**Exercise inputs**
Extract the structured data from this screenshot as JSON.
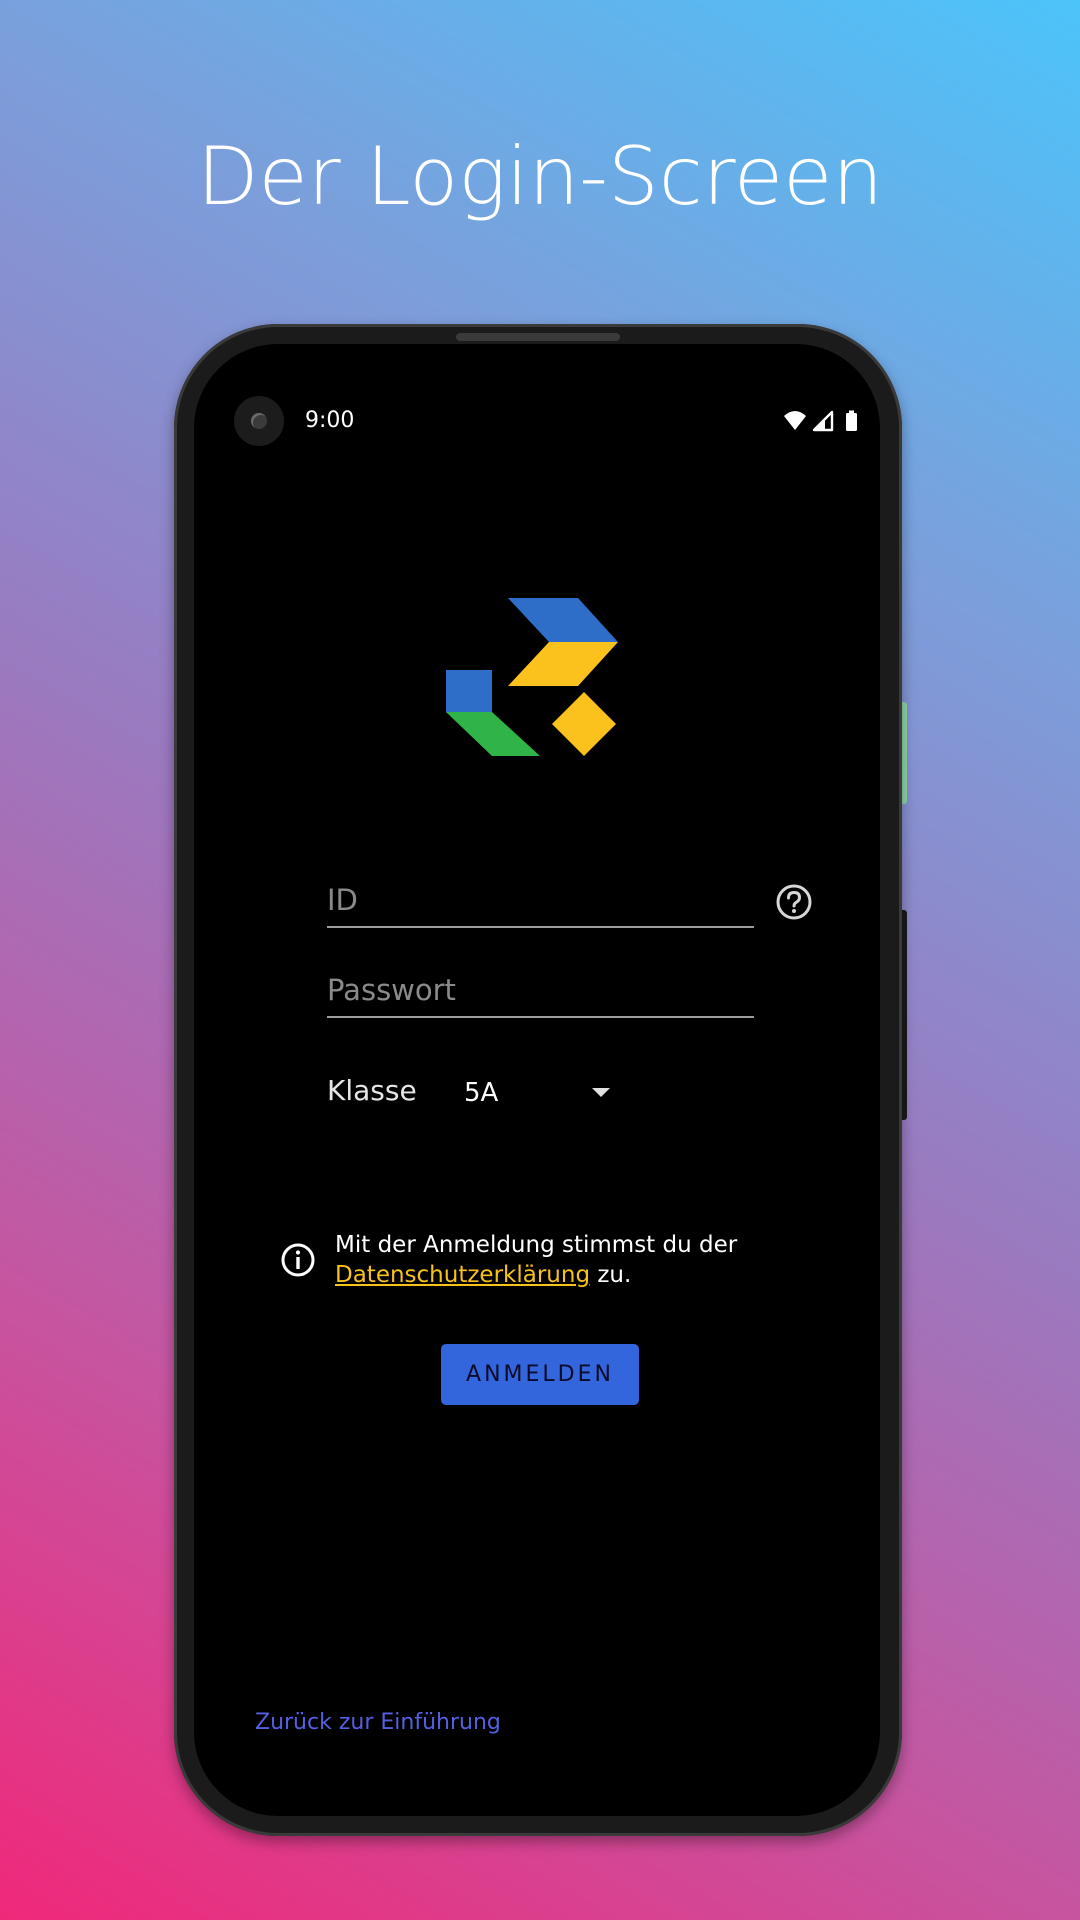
{
  "headline": "Der Login-Screen",
  "status_bar": {
    "time": "9:00",
    "icons": [
      "wifi-icon",
      "cell-signal-icon",
      "battery-icon"
    ]
  },
  "logo": {
    "colors": {
      "blue": "#2f6ec8",
      "yellow": "#fbc21d",
      "green": "#31b447"
    }
  },
  "form": {
    "id_placeholder": "ID",
    "password_placeholder": "Passwort",
    "class_label": "Klasse",
    "class_value": "5A"
  },
  "consent": {
    "text_before": "Mit der Anmeldung stimmst du der",
    "link_text": "Datenschutzerklärung",
    "text_after": " zu."
  },
  "login_button": "ANMELDEN",
  "back_link": "Zurück zur Einführung",
  "colors": {
    "accent_button": "#3366dd",
    "link_yellow": "#f8c21a",
    "back_link": "#5560e0",
    "screen_bg": "#000000"
  }
}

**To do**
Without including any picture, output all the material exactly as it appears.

**Answer area**
Extract the structured data from this screenshot as JSON.
{
  "headline": "Der Login-Screen",
  "status_bar": {
    "time": "9:00",
    "icons": [
      "wifi-icon",
      "cell-signal-icon",
      "battery-icon"
    ]
  },
  "logo": {
    "colors": {
      "blue": "#2f6ec8",
      "yellow": "#fbc21d",
      "green": "#31b447"
    }
  },
  "form": {
    "id_placeholder": "ID",
    "password_placeholder": "Passwort",
    "class_label": "Klasse",
    "class_value": "5A"
  },
  "consent": {
    "text_before": "Mit der Anmeldung stimmst du der",
    "link_text": "Datenschutzerklärung",
    "text_after": " zu."
  },
  "login_button": "ANMELDEN",
  "back_link": "Zurück zur Einführung",
  "colors": {
    "accent_button": "#3366dd",
    "link_yellow": "#f8c21a",
    "back_link": "#5560e0",
    "screen_bg": "#000000"
  }
}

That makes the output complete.